Originally started as a one man Black Metal project, Morodh was the brainchild of guitarist Ragnaar. He is joined on this debut full length journey into Depressive Black Metal by drummer Andreas, bassist Anthart and Astaroth on vocals.
For anyone with a knowledge or interest in Russian literature Morodh is the name of one of the worlds of retribution in The Rose of the World by Daniil Andreev. In these desolate places human souls are forced to live in silence and loneliness to pontificate their crimes.
New style black and roll this ain’t!
What it is, is eight tracks of beatific bleak yet uplifting Black Metal. At times there is an element of shoegaze in the mix but the harsh and upfront vocals mean that all is not lost in the swirl.
The titles themselves prepared me for what was to come.” Desperation, Ritalin, Regret, Fatality, Desolation, The End, Loneliness, Lie.” This is despair and tragedy that you will want to wallow in.
I listened to this for the first time, speed walking home from work in daylight hours. It washed over me and infected my spirit in the way that many of my old gothic and melancholy favourites have over the years.(Thinking Disintegration and Pornography here.)
Desperation opens with bassy strings before bursting forth with riffs and melody aplenty wrapped in anguish and despair. Ritalin follows and if I was expecting an ADHD referencing blast of pandemonium, I was completely off kilter. Post Rock is a genre/tag/ cranial fart that is banded about a lot and I am never sure what the definition is this week but this track (and the majority of the album) gives the atmosphere that I think of when it comes to “post rock”. I am thinking of Les Revenant by Mogwai. The punctuation at the end of the song is eerily fitting.

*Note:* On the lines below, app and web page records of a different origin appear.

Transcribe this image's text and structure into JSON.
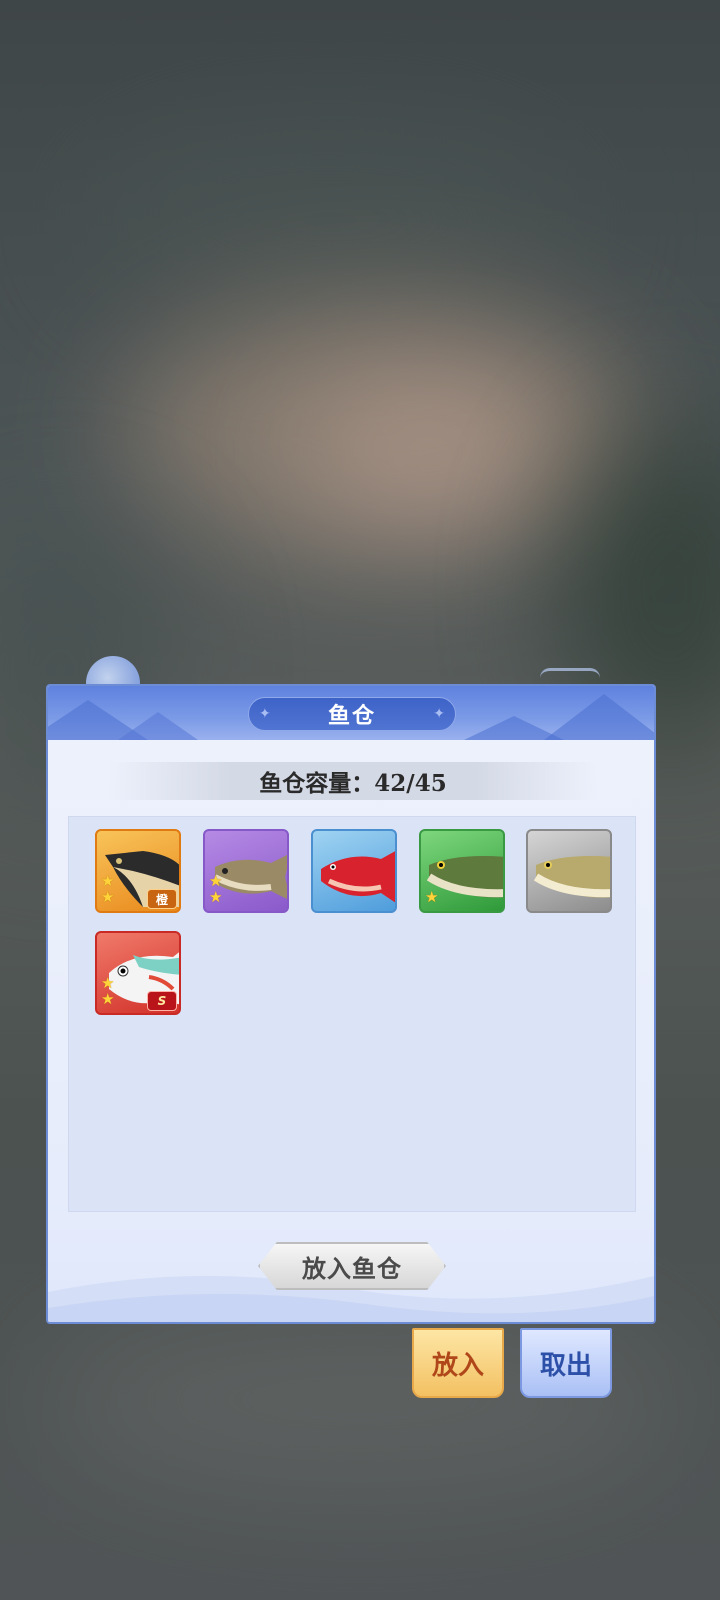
{
  "dialog": {
    "title": "鱼仓",
    "capacity_text": "鱼仓容量：42/45",
    "deposit_label": "放入鱼仓"
  },
  "fish_items": [
    {
      "name": "black-fish",
      "rarity_color": "orange",
      "stars": 2,
      "badge": "橙",
      "badge_color": "#c76512"
    },
    {
      "name": "carp",
      "rarity_color": "purple",
      "stars": 2,
      "badge": ""
    },
    {
      "name": "red-snapper",
      "rarity_color": "blue",
      "stars": 0,
      "badge": ""
    },
    {
      "name": "arowana-green",
      "rarity_color": "green",
      "stars": 1,
      "badge": ""
    },
    {
      "name": "arowana-gray",
      "rarity_color": "gray",
      "stars": 0,
      "badge": ""
    },
    {
      "name": "koi",
      "rarity_color": "red",
      "stars": 2,
      "badge": "S",
      "badge_color": "#b8141a"
    }
  ],
  "actions": {
    "put_label": "放入",
    "take_label": "取出"
  },
  "colors": {
    "header_blue": "#5f82df",
    "orange": "#e9891c",
    "purple": "#8a5acb",
    "blue": "#4f9ddc",
    "green": "#2f9a3a",
    "gray": "#8d8d8d",
    "red": "#d2322a"
  }
}
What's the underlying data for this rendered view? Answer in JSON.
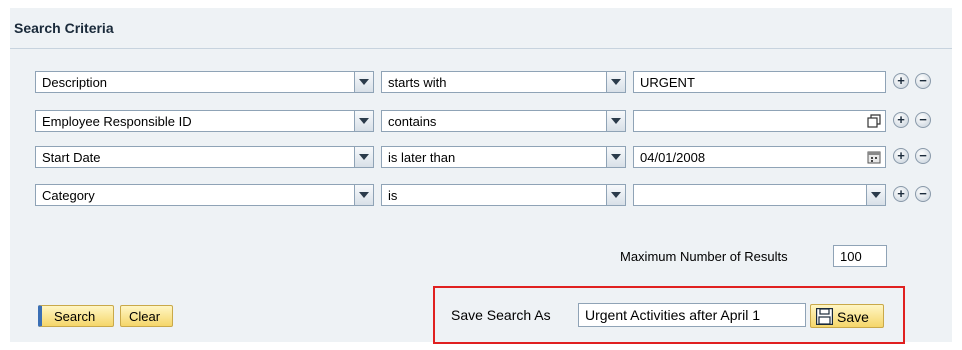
{
  "section_title": "Search Criteria",
  "criteria_rows": [
    {
      "field": "Description",
      "operator": "starts with",
      "value": "URGENT",
      "value_icon": "none"
    },
    {
      "field": "Employee Responsible ID",
      "operator": "contains",
      "value": "",
      "value_icon": "value-help-icon"
    },
    {
      "field": "Start Date",
      "operator": "is later than",
      "value": "04/01/2008",
      "value_icon": "calendar-icon"
    },
    {
      "field": "Category",
      "operator": "is",
      "value": "",
      "value_icon": "dropdown-arrow-icon"
    }
  ],
  "row_buttons": {
    "add": "+",
    "remove": "−"
  },
  "max_results": {
    "label": "Maximum Number of Results",
    "value": "100"
  },
  "actions": {
    "search_label": "Search",
    "clear_label": "Clear"
  },
  "save_search": {
    "label": "Save Search As",
    "value": "Urgent Activities after April 1",
    "save_label": "Save"
  },
  "colors": {
    "highlight_box": "#e02020",
    "button_yellow": "#f5d66a",
    "panel_bg": "#eef2f5"
  }
}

The third track Regret is when I really started to pay attention to Astaroth. His rasped vocals are effective and, as I mentioned before, high enough in the mix to remain relevant to the ambience of the track. (Ugh Mason you poncey idiot!) The track hits a pinnacle after a spoken passage. A guitar refrain repeats whilst Astaroth lets all the pain of mankind erupt from his larynx. It has the soaring beauty of the refrain from Fragile Dreams by Anathema and causes my hand to hit the skip back button just as that track did.
Fatality (I feel I need to shout that in Mortal Kombat style) opens with clean melodic vocals. As such it reminds me more of Lacuna Coil or gothic metal of that ilk. Not a bad thing as it changes things up a little. The guitars on this track sound as though they have been lifted off the Disintegration recordings by Messrs Smith, Thompson and Co. Astaroth returns to his rasps pretty quickly but the melody remains.
Desolation – despite what the name may suggest – opens with a driving riff before taking off into a more blackened than bleakened musical journey.
It would be folly to continue critiquing this album track by track. Morodh have put together an album to be listened to in its entirety. The atmosphere lasts throughout the running time and I have found it hard to differentiate tracks. Not because they all sound the same, far from it. More because I am enjoying being in the place that these Russians have transported me to , so much that I don’t want to think of the pieces as named MP3’s , just part of a textured musical experience (maaaaaan!)
Give it a listen . Bloody good it is.
(8/10 Matt Mason)